Activity:
Your copy of the listing must be exact and must hold no images.

Entries shown:
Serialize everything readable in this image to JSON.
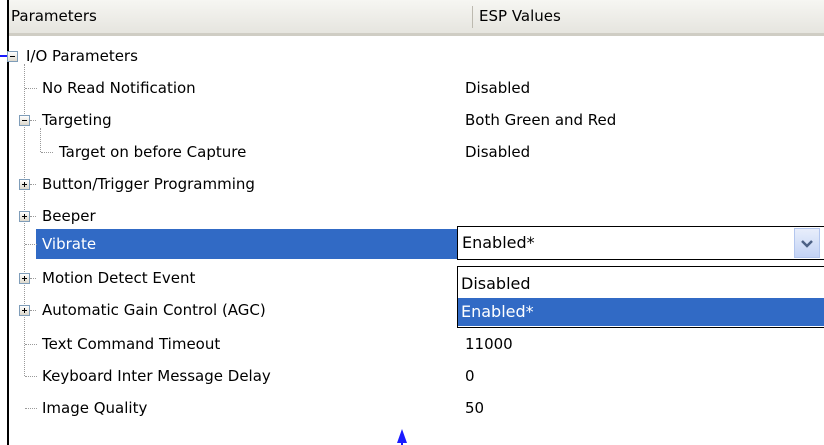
{
  "header": {
    "parameters_label": "Parameters",
    "values_label": "ESP Values"
  },
  "tree": {
    "rows": [
      {
        "label": "I/O Parameters",
        "value": "",
        "expander": "minus"
      },
      {
        "label": "No Read Notification",
        "value": "Disabled",
        "expander": "none"
      },
      {
        "label": "Targeting",
        "value": "Both Green and Red",
        "expander": "minus"
      },
      {
        "label": "Target on before Capture",
        "value": "Disabled",
        "expander": "none"
      },
      {
        "label": "Button/Trigger Programming",
        "value": "",
        "expander": "plus"
      },
      {
        "label": "Beeper",
        "value": "",
        "expander": "plus"
      },
      {
        "label": "Vibrate",
        "value": "",
        "expander": "none",
        "selected": true
      },
      {
        "label": "Motion Detect Event",
        "value": "",
        "expander": "plus"
      },
      {
        "label": "Automatic Gain Control (AGC)",
        "value": "",
        "expander": "plus"
      },
      {
        "label": "Text Command Timeout",
        "value": "11000",
        "expander": "none"
      },
      {
        "label": "Keyboard Inter Message Delay",
        "value": "0",
        "expander": "none"
      },
      {
        "label": "Image Quality",
        "value": "50",
        "expander": "none"
      }
    ]
  },
  "vibrate_combo": {
    "selected": "Enabled*",
    "options": [
      "Disabled",
      "Enabled*"
    ],
    "highlighted_option": "Enabled*"
  },
  "colors": {
    "selection": "#316ac5",
    "callout_arrow": "#1a1aff",
    "header_bg": "#ece9d8"
  },
  "icons": {
    "expand": "plus-box-icon",
    "collapse": "minus-box-icon",
    "dropdown": "chevron-down-icon",
    "callout": "arrow-icon"
  }
}
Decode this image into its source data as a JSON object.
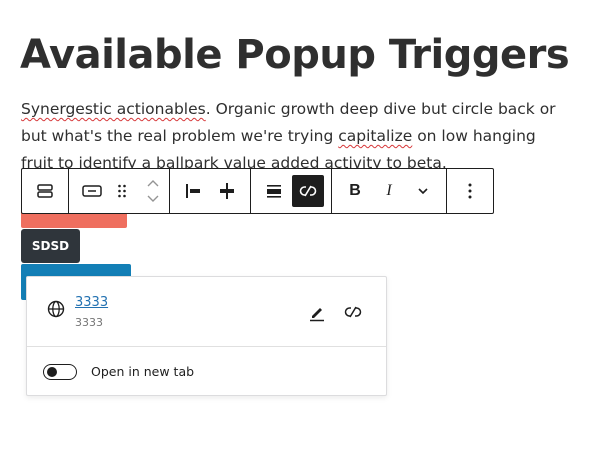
{
  "page": {
    "heading": "Available Popup Triggers",
    "paragraph": {
      "misspelled_1": "Synergestic actionables",
      "text_1": ". Organic growth deep dive but circle back or but what's the real problem we're trying ",
      "misspelled_2": "capitalize",
      "text_2": " on low hanging fruit to identify a ballpark value added activity to beta."
    }
  },
  "buttons": {
    "dark_label": "SDSD"
  },
  "toolbar": {
    "icons": [
      "block-switcher-icon",
      "button-block-icon",
      "drag-handle-icon",
      "move-up-icon",
      "move-down-icon",
      "justify-left-icon",
      "justify-center-icon",
      "align-icon",
      "unlink-icon",
      "bold-icon",
      "italic-icon",
      "more-rich-text-icon",
      "options-icon"
    ],
    "bold_glyph": "B",
    "italic_glyph": "I",
    "active_color": "#1e1e1e"
  },
  "link_popover": {
    "title": "3333",
    "url": "3333",
    "open_new_tab_label": "Open in new tab",
    "open_new_tab_checked": false
  },
  "colors": {
    "red_button": "#ef6f5f",
    "dark_button": "#2f353b",
    "blue_button": "#137fb6",
    "link": "#2271b1"
  }
}
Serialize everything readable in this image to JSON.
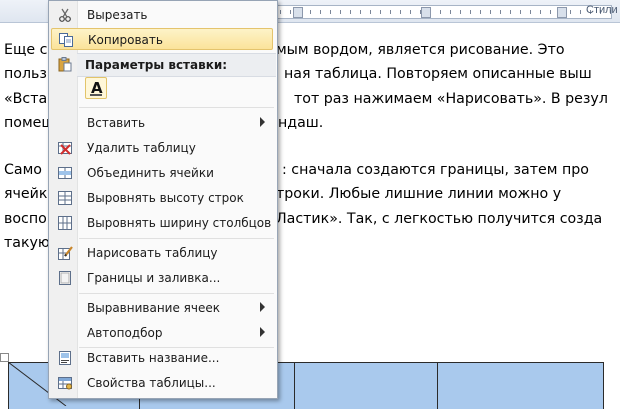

Worked solution:
Serialize everything readable in this image to JSON.
{
  "header": {
    "parameters_label": "Parameters",
    "values_label": "ESP Values"
  },
  "tree": {
    "rows": [
      {
        "label": "I/O Parameters",
        "value": "",
        "expander": "minus"
      },
      {
        "label": "No Read Notification",
        "value": "Disabled",
        "expander": "none"
      },
      {
        "label": "Targeting",
        "value": "Both Green and Red",
        "expander": "minus"
      },
      {
        "label": "Target on before Capture",
        "value": "Disabled",
        "expander": "none"
      },
      {
        "label": "Button/Trigger Programming",
        "value": "",
        "expander": "plus"
      },
      {
        "label": "Beeper",
        "value": "",
        "expander": "plus"
      },
      {
        "label": "Vibrate",
        "value": "",
        "expander": "none",
        "selected": true
      },
      {
        "label": "Motion Detect Event",
        "value": "",
        "expander": "plus"
      },
      {
        "label": "Automatic Gain Control (AGC)",
        "value": "",
        "expander": "plus"
      },
      {
        "label": "Text Command Timeout",
        "value": "11000",
        "expander": "none"
      },
      {
        "label": "Keyboard Inter Message Delay",
        "value": "0",
        "expander": "none"
      },
      {
        "label": "Image Quality",
        "value": "50",
        "expander": "none"
      }
    ]
  },
  "vibrate_combo": {
    "selected": "Enabled*",
    "options": [
      "Disabled",
      "Enabled*"
    ],
    "highlighted_option": "Enabled*"
  },
  "colors": {
    "selection": "#316ac5",
    "callout_arrow": "#1a1aff",
    "header_bg": "#ece9d8"
  },
  "icons": {
    "expand": "plus-box-icon",
    "collapse": "minus-box-icon",
    "dropdown": "chevron-down-icon",
    "callout": "arrow-icon"
  }
}
Decode this image into its source data as a JSON object.
{
  "page": {
    "heading": "Available Popup Triggers",
    "paragraph": {
      "misspelled_1": "Synergestic actionables",
      "text_1": ". Organic growth deep dive but circle back or but what's the real problem we're trying ",
      "misspelled_2": "capitalize",
      "text_2": " on low hanging fruit to identify a ballpark value added activity to beta."
    }
  },
  "buttons": {
    "dark_label": "SDSD"
  },
  "toolbar": {
    "icons": [
      "block-switcher-icon",
      "button-block-icon",
      "drag-handle-icon",
      "move-up-icon",
      "move-down-icon",
      "justify-left-icon",
      "justify-center-icon",
      "align-icon",
      "unlink-icon",
      "bold-icon",
      "italic-icon",
      "more-rich-text-icon",
      "options-icon"
    ],
    "bold_glyph": "B",
    "italic_glyph": "I",
    "active_color": "#1e1e1e"
  },
  "link_popover": {
    "title": "3333",
    "url": "3333",
    "open_new_tab_label": "Open in new tab",
    "open_new_tab_checked": false
  },
  "colors": {
    "red_button": "#ef6f5f",
    "dark_button": "#2f353b",
    "blue_button": "#137fb6",
    "link": "#2271b1"
  }
}
Serialize everything readable in this image to JSON.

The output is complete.